### INFORMATION SUPPLIED
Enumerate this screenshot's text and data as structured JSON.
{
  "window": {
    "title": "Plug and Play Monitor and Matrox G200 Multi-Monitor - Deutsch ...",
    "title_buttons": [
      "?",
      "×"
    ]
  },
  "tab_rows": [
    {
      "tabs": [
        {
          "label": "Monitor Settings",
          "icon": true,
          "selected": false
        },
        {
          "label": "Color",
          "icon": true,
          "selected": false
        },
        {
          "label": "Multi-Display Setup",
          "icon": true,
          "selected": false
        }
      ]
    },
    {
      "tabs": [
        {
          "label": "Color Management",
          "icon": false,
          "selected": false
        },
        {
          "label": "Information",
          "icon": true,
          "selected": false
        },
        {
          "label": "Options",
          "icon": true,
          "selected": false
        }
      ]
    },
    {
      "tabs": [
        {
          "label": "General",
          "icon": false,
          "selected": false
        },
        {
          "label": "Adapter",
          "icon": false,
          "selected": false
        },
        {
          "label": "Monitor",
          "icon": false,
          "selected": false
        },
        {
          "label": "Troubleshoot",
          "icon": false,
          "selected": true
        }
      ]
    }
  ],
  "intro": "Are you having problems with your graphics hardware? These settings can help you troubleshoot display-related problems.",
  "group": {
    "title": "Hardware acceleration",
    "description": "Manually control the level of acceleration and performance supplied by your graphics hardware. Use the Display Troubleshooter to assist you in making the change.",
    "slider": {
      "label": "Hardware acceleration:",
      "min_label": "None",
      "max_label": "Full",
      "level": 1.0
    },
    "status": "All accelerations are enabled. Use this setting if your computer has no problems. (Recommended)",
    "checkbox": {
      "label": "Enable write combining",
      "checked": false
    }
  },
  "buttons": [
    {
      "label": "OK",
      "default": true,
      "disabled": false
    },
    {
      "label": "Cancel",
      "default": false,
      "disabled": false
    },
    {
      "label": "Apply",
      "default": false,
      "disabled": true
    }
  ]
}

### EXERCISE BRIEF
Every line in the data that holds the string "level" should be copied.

### EXERCISE ANSWER
    "description": "Manually control the level of acceleration and performance supplied by your graphics hardware. Use the Display Troubleshooter to assist you in making the change.",
      "level": 1.0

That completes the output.